When I started writing this blog last year, a friend asked me what I was going to say. Of course, I told her I was planning to write about telework. "You know, working from home or someplace other than your office," I said. It's becoming a big deal in the government, and lots of private companies are already on-board, I told her. She gave me that smile that friends give when they are happy that you are happy, but they don't really understand why anyone would pay for whatever it is you are buying or selling. "No, really," I said, "this is big."
I'm beginning to think I was right, and even my friend is coming around. Why, you say? On the government side, it's clear that some recent legislation, the Telework Enhancement Act of 2010, had a huge impact on the visibility of telework, but I don't believe that is the only reason. On the private side, the financial crisis and global economy made finding cost savings (e.g., reducing real estate) a major corporate goal, but I don't think that was the only driver. Both government and corporate organizations are interested in sustainability, retention and recruitment and business continuity, but even so, why have we reached a tipping point on this issue?

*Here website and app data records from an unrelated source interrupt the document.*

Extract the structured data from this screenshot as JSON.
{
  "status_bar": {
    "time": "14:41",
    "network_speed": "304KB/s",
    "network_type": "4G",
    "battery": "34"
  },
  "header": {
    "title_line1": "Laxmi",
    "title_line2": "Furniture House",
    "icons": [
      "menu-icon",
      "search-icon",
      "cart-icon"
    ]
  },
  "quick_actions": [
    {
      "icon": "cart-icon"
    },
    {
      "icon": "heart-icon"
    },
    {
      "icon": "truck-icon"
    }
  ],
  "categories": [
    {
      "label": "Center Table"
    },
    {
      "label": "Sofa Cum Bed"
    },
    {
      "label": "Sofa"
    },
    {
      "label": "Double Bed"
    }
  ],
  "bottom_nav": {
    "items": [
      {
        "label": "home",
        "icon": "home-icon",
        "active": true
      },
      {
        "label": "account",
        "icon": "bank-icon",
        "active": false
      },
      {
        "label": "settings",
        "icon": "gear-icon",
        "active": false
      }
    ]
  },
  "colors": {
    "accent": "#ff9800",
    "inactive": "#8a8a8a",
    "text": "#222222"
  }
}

My theory is that the telework discussion has become a surrogate for a broader conversation on the very nature of work. How we manage knowledge workers is (or should be) very different from how we have done so over the past 200-plus years. When this nation was founded, we were mostly farmers, and family farmers at that. Almost everyone "worked from home," but it meant something different than it does today. Your boss was your dad, and a conversation about your performance went something like, "Is the far field plowed yet, Son?"
As we moved from farming to factory work, we changed where we work and also how we managed that work. We developed the separate concepts of management and labor and their respective roles (on the family farm everyone is labor). Management supervises and leads the workforce to produce better, cheaper and more of whatever it is that we make. Everyone came to the factory to work, and it was easy to measure productivity (quantity of goods - defective goods / time).
But today, we don't make "stuff" much anymore in the U.S.; we make ideas. Our standard of living has grown past the point where anyone other than us would pay the cost of our goods, and even we don't want to pay that much for most things. This is not necessarily a bad thing (I will leave that discussion to other bloggers), but the simple point is that we are now service workers and knowledge workers. Service workers are a little easier to figure out. If the customer likes the service and the worker is generally efficient, he or she is doing a good job (number of customers - unhappy customers / time).
So this is where the wheels come off the bus. How do you measure the effectiveness of knowledge workers? You can build metrics around outcomes, but that requires us to have very good communication between workers and managers. Workers need to understand the goal of the effort and how they fit into that goal. They have to trust their coworkers and managers and get recognized for their contribution to the whole project, even if it's the idea that started the ball rolling. The good news is that these are things we ought to be talking about and doing no matter where your employees sit. When work is thought of as counting widgets as opposed to creating ideas and finding solutions, we are back in the factory or maybe even the farm.
Because telework forces us to break the mold on normal workplace behaviors and norms, it's a great surrogate for having the broader discussion on the nature of work. We have lost the battle on manufacturing to China and others. We can keep trying to win a game we lost, or start playing the game we know how to win. I am hoping for the latter and believe that discussing the nature of work is a good way to get in the right mindset for success.